“Genuine equality means not treating everyone the same, but attending equally to everyone’s different needs.”—
Eagleton, Terry, Why Marx Was Right (Yale University Press, 2011) p.5 (via fuckyeahdialectics)
And this is why I get pissed off when.. I talk about equality, and someone says “YOU WANT EVERYONE TO BE THE SAME”. No, that’s not how it works, and I’m sick of explaining it.
“It would be putting it mildly to say that the lesbian represents a threat to patriarchal protocol: Western civilization has for centuries been haunted by a fear of ‘women without men’—of women indifferent or resistant to male desire.”— Terry Castle, The Apparitional Lesbian (via spinsterprivilege)
how can someone wearing sunglasses and a buttoned up purple polo be so goddamn debonair
lmao I’ve seen this post cross my dash a dozen times, and until now I DIDN’T EVEN NOTICE HIS SHIRT.
that is the magic of being Idris Elba: you can show up for a media event wearing the dadliest of dad shirts and people will be so busy sighing over how debonair you are with Naomie Harris that they’ll miss your buttoned-up short sleeve purple polo shirt, oh my god.
In Photos: Portraits by photographer Jalani Morgan.
It’s always strange and a bit surreal to me when I look at a photograph of strangers and somehow manage to feel as though the person behind the lens has so aptly managed to capture the essence of those pictured.
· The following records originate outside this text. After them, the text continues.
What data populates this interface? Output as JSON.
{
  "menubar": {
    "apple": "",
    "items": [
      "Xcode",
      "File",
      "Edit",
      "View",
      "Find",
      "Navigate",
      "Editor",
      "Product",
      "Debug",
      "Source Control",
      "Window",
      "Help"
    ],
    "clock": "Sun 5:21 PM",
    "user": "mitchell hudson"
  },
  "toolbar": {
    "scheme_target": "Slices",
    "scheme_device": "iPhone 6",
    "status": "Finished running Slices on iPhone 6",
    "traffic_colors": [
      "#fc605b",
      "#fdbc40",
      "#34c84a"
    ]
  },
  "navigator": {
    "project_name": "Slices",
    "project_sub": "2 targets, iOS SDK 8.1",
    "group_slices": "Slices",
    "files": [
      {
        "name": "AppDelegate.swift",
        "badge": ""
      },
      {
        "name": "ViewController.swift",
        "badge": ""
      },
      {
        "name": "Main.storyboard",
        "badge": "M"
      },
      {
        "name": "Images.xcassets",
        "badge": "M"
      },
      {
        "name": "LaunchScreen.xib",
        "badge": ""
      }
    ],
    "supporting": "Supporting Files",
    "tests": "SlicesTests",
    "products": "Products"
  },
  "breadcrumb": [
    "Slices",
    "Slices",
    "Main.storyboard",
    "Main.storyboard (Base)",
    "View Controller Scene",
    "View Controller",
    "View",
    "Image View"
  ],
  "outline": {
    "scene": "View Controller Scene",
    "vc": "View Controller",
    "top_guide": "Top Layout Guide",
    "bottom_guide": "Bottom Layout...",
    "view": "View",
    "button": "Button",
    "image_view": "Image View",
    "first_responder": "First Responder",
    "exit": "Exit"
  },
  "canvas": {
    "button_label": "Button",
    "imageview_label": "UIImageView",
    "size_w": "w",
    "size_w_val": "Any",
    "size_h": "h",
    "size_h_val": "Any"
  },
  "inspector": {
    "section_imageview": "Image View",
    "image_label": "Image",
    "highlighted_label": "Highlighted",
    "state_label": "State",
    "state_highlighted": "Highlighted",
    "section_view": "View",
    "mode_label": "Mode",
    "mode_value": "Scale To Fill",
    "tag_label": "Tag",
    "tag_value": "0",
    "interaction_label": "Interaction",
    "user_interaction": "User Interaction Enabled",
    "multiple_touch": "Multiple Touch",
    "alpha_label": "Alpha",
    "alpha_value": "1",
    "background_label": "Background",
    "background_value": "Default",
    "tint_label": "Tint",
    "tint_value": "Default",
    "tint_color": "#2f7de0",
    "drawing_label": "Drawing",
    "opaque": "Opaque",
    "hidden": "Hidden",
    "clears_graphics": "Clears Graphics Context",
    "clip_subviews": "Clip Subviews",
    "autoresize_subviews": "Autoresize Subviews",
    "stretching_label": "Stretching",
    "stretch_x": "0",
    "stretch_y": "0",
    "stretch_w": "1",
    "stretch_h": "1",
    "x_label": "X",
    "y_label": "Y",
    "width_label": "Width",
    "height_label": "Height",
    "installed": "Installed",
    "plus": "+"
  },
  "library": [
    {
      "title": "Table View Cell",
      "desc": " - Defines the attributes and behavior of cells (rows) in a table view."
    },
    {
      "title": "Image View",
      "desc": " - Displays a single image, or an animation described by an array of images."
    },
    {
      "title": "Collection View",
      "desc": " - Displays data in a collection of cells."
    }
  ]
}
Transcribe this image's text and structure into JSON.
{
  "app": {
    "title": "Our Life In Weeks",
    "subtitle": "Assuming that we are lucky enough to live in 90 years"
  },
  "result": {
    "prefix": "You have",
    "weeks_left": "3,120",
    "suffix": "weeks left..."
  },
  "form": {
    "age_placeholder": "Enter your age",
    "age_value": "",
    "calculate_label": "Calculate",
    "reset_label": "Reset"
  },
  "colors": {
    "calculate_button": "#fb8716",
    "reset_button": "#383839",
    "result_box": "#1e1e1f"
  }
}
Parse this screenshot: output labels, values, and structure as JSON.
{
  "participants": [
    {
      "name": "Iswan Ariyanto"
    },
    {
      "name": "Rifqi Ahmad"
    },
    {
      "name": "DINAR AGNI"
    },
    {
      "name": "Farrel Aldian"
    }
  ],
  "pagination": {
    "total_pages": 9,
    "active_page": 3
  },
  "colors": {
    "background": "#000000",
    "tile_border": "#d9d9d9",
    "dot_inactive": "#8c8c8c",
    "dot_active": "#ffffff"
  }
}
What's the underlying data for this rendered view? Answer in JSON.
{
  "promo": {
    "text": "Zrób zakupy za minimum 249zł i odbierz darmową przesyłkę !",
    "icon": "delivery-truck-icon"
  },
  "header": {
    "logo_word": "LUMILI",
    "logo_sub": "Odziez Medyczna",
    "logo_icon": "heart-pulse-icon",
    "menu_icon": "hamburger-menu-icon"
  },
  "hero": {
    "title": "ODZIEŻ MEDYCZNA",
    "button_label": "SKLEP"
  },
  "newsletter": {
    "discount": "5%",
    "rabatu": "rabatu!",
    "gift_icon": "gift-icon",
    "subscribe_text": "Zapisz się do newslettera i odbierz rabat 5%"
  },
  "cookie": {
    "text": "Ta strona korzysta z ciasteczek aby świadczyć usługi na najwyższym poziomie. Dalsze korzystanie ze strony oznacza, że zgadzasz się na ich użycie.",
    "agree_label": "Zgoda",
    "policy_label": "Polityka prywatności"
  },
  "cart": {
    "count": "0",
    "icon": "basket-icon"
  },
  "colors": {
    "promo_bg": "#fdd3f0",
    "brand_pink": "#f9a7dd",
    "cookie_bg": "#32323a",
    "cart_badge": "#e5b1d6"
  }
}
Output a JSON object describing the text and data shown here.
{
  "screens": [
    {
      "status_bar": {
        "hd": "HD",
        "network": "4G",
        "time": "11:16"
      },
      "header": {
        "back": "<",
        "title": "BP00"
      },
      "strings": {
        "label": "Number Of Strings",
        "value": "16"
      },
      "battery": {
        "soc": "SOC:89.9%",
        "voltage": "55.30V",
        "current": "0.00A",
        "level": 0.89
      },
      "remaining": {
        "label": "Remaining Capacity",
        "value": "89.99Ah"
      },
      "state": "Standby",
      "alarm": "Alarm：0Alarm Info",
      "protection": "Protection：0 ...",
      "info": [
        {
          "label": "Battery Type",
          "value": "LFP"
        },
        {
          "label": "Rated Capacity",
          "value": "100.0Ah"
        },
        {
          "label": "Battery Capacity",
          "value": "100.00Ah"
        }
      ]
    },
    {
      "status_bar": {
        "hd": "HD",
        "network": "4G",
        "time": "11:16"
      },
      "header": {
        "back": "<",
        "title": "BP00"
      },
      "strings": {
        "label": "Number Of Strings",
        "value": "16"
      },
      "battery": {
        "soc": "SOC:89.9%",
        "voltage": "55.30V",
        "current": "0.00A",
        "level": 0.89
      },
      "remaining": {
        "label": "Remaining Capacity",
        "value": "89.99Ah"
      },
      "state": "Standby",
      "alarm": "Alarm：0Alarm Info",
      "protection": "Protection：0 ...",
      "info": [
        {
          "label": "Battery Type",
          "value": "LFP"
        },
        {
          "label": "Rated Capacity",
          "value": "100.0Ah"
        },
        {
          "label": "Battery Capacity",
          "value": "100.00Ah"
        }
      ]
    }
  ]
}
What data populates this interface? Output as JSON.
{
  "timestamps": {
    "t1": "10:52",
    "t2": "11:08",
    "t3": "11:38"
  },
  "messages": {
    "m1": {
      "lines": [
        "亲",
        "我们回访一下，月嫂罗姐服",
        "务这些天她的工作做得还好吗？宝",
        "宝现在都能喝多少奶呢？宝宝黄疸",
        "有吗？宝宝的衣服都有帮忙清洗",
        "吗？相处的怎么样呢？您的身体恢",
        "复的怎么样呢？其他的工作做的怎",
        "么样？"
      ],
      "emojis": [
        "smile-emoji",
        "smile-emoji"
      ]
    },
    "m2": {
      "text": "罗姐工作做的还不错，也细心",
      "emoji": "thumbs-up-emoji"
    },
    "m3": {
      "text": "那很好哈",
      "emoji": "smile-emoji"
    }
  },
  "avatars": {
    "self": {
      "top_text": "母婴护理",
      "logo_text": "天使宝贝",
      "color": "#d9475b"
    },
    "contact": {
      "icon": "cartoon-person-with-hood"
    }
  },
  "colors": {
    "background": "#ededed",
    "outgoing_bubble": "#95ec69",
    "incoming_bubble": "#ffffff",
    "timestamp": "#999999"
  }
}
Perhaps it’s a bit of romanticism on my part, but I can’t help but feel that way when looking at the work of photographer Jalani Morgan. What may on the surface seem to be a simple portrait becomes an intensifying three-way relationship between the subject, the photographer and viewer. A two-dimensional image is brought to life and in a matter of seconds, upon gazing at Morgan’s portraits, I have no option but to feel a close connection to the unknown faces captured by his lens.
Jalani Morgan is a portrait, fine art and documentary photographer.
Born in Toronto, Ontario, and raised in Scarborough. He was influenced by his parents’ teachings of the African Diasporas and politics and through that is interjected into his art.
He produces work that investigates the representation from the African diaspora.
Currently he is studying at York University in Toronto obtaining his degree in Anthropology and African Studies.
it’s pretty common for people discussing rape culture within feminist discourse to conveniently leave out disabled girls, but this is just a casual reminder that disabled women are far more likely to be sexually assaulted, abused or raped than able-bodied women. on top of that, 50% of deaf girls and 54% of deaf boys have been sexually abused or assaulted. so please stop leaving us out of your discussion about rape culture.